Entries taken from a collection
------
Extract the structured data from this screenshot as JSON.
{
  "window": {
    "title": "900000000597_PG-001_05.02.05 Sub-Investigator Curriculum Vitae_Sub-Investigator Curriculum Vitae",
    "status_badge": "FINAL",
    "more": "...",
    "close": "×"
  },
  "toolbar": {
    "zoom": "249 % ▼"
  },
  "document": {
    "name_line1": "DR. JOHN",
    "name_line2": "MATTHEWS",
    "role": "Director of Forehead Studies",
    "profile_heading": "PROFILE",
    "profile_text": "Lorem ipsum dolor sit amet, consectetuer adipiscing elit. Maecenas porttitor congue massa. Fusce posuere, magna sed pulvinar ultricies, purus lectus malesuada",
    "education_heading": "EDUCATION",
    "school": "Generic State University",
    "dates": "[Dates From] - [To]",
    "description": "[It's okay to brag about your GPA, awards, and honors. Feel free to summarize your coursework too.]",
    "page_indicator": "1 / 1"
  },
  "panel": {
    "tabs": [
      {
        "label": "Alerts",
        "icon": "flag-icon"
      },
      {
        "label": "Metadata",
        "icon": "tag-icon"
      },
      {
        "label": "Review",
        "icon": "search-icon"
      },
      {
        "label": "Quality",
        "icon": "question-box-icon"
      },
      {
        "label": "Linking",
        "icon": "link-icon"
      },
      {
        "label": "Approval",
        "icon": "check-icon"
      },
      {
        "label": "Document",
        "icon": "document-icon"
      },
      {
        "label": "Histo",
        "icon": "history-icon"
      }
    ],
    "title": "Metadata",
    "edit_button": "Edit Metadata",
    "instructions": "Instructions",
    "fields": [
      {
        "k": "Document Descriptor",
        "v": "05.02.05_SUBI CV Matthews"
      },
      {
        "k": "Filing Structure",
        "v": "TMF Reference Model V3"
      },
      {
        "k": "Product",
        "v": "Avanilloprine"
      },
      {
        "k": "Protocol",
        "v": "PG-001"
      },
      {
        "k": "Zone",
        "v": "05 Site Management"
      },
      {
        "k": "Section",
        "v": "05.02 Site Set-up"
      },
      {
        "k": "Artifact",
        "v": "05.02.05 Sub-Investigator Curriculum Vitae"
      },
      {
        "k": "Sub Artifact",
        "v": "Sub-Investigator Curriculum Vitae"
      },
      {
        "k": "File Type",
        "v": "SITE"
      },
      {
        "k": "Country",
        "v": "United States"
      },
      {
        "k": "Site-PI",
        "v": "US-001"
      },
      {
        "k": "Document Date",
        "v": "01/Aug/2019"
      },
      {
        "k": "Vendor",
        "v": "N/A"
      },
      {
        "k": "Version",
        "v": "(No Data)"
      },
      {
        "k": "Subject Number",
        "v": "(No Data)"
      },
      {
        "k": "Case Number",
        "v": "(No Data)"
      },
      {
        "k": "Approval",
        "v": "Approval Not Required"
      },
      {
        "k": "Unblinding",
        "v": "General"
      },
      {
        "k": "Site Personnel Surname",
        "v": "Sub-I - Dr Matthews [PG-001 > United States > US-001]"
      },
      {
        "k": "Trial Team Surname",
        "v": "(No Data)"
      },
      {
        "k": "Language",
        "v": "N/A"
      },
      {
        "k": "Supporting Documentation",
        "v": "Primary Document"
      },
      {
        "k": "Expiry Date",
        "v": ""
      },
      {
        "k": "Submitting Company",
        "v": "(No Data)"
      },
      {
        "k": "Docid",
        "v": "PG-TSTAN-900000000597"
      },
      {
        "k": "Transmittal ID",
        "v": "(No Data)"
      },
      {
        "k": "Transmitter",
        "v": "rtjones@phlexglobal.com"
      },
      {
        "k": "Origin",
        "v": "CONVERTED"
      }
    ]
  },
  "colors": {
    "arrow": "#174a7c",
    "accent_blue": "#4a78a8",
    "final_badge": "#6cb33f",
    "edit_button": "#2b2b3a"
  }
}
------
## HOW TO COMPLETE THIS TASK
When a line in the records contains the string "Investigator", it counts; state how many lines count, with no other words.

## RESPONSE
3